There is a constant in the electricity industry in the aftermath of the publication of the Law of the Electricity Industry: confusion. Players know there will be clean energy certificates, but they do not know how they work. Likewise, they do not know what criteria will be used when selecting which energy to dispatch. Energy generators are subjected to their own speculations, mainly renewable energy generators who fear competition against natural gas, the so-called “transition fuel” that is likely to stay in the years to come and become a protagonist in the energy matrix.
Jacobo Mekler, President of AMEXHIDRO, is concerned that the Law of the Electricity Industry places renewables and the cogeneration plants on the same playing field, as they will both receive clean energy certificates. “In the past, clean energies were the exclusive domain of renewables, but now combined cycles with carbon capture and cogeneration are seen as clean. These technologies will be competing for the benefits that could have been exclusively given to renewables, and having renewables compete with natural gas at current prices of below US$3 is a difficult task.” AMEXHIDRO successfully negotiated with the government for cogeneration plants to only receive the certificates for the additional energy that is generated, without counting the initial energy output that the facility generated before converting it to cogeneration. Mekler claims this will make renewables more competitive once again.
Just as prior to the Energy Reform, renewables will not enjoy subsidies so that everyone can compete head-to-head. There will no longer be a price and reserved transmission rights for wheeling, since all players will have equal access to the grid. This means all players will compete for the right to use the transmission lines, with priority given to the most affordable forms electricity. Everyone knows dispatching will be based on availability and price, but few people know what this entails, so this is where misinterpretations begin. Many players believe thermoelectric or cogeneration plants will have an advantage over renewables because the costs of their technology are lower. However, this is not the case. Eduardo Meraz, Director of CENACE, clarifies this matter, “Since energy will be dispatched according to the variable cost of generation, thus renewables will be the first to access transmission lines. Renewables use natural resources like the wind or solar irradiation that have low –if any- variable costs, and cost-based dispatch will prioritize energy generation methods that do not have to pay for fossil fuels.” The challenge will be to provide enough transmission infrastructure so that generators do not have to fight over the grid in order to reach consumption points.

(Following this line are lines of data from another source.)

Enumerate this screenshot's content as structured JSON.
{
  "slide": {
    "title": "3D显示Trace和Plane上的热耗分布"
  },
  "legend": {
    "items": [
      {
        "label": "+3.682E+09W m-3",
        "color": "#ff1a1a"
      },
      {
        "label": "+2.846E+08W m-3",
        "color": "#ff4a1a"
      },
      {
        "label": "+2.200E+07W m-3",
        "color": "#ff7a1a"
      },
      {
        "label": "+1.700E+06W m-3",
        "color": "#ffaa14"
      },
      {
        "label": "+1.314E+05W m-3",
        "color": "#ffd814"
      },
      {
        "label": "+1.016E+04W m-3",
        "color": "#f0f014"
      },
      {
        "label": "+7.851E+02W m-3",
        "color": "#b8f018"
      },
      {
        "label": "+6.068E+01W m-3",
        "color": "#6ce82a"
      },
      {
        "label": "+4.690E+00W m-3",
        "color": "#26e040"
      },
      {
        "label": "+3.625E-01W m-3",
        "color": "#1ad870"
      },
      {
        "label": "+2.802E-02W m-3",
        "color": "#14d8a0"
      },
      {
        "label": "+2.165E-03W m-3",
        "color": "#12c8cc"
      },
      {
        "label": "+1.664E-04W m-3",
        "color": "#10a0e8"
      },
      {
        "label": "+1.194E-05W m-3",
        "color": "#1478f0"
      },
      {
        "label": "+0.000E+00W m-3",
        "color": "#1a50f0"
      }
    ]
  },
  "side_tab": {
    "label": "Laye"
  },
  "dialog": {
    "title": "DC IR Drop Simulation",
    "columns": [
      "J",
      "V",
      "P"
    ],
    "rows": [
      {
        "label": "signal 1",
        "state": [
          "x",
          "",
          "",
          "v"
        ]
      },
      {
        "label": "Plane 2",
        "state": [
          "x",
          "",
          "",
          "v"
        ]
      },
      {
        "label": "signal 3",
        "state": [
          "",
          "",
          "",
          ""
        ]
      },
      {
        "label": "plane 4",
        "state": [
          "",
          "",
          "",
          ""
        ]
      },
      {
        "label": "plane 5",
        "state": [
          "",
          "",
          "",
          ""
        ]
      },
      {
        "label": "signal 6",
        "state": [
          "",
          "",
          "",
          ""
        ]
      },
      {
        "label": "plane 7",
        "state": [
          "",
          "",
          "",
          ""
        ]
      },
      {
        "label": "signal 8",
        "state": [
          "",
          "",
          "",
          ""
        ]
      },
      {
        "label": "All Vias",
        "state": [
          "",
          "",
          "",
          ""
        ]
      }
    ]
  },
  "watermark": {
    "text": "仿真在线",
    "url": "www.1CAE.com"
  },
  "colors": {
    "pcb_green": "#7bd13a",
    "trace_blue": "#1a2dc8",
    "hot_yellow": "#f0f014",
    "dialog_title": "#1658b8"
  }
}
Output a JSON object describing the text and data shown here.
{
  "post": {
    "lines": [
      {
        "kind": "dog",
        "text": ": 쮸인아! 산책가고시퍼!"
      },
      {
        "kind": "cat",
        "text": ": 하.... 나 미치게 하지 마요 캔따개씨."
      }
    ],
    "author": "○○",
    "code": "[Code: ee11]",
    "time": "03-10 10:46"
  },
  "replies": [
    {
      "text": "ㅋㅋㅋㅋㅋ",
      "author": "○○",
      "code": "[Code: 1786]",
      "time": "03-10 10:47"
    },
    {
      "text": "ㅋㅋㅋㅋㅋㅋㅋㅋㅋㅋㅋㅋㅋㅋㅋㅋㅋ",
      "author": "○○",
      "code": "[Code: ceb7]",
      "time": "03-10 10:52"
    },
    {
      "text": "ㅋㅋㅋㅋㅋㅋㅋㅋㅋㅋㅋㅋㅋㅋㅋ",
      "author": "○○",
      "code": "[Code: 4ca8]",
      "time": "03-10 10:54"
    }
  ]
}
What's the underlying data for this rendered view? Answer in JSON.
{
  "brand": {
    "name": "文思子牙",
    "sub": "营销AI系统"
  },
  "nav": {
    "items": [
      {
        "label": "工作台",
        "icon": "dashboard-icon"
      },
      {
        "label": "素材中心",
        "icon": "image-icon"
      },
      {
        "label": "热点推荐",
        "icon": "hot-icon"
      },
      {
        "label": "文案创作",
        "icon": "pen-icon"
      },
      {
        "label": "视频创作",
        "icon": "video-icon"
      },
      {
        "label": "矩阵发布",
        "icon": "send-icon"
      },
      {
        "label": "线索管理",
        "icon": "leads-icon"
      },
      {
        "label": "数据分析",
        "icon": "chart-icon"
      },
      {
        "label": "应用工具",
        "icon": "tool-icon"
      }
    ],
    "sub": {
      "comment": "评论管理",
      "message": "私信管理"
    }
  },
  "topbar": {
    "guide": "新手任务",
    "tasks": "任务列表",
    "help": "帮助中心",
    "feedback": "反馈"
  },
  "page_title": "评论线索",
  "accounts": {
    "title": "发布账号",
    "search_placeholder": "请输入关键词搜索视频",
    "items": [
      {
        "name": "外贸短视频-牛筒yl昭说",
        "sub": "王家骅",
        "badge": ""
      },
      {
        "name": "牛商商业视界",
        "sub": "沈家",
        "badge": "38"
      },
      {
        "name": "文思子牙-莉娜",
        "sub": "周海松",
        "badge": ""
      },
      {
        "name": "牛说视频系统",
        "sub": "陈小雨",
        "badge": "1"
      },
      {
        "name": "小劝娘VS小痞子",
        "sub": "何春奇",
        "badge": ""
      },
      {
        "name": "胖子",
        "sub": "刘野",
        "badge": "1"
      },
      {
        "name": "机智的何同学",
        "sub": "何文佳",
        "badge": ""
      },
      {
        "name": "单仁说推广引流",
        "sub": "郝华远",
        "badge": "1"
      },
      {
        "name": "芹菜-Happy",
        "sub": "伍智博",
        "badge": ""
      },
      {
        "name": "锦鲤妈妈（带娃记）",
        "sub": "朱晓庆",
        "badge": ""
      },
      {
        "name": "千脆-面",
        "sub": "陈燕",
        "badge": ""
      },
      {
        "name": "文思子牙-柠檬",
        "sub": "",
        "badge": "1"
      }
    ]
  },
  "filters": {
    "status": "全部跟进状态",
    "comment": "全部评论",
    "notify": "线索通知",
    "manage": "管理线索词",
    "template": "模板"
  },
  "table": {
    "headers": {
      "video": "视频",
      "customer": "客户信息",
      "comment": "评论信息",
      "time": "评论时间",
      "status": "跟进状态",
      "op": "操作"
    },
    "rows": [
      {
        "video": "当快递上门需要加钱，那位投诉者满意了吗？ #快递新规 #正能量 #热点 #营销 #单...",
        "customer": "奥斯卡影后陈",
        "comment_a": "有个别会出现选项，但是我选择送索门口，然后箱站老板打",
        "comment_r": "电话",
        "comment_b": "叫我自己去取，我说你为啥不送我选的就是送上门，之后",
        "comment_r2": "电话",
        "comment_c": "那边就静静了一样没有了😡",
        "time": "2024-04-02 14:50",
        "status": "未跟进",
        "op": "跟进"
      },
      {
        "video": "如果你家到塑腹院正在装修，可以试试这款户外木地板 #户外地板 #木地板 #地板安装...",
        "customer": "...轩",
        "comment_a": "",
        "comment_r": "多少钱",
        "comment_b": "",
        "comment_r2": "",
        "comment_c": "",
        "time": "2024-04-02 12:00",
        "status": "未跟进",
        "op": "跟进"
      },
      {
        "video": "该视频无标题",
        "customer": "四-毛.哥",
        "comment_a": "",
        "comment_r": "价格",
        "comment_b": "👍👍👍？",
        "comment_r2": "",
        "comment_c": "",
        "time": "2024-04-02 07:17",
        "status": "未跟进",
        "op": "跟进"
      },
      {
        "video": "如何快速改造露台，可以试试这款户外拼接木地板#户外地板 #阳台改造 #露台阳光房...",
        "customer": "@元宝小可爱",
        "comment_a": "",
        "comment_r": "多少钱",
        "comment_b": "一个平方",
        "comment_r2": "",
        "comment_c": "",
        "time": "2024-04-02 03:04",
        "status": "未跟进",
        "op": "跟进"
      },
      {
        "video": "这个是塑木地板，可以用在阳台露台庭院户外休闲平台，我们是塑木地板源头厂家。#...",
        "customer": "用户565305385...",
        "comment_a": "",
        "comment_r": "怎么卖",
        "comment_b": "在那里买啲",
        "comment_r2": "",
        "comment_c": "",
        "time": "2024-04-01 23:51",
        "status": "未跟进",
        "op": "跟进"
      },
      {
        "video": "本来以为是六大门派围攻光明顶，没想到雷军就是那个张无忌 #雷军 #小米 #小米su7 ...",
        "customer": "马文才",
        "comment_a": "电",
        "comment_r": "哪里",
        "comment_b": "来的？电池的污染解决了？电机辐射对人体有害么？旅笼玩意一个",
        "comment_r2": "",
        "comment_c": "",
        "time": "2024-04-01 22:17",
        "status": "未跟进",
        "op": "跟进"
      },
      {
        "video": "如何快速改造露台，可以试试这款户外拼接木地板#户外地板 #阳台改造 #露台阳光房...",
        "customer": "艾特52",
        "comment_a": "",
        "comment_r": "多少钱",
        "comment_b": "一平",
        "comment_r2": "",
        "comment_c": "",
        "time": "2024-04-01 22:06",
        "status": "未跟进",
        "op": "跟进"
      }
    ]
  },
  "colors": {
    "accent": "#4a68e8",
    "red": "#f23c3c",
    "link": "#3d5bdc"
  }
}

Congestion will be minimized through proper plans to expand the grid, while financial transmission rights will protect the generators’ revenues in case of congestion.
Although the private sector fears for the competiveness of renewables against the government’s elected champion, natural gas, Leonardo Beltran, the Ministry of Energy’s Undersecretary of the Energy Transition and Planning, believes these concerns are not entirely justified. “It is not a matter of renewables or natural gas; it is about natural gas and renewables.” After all, a diversified energy matrix is the first step to energy security.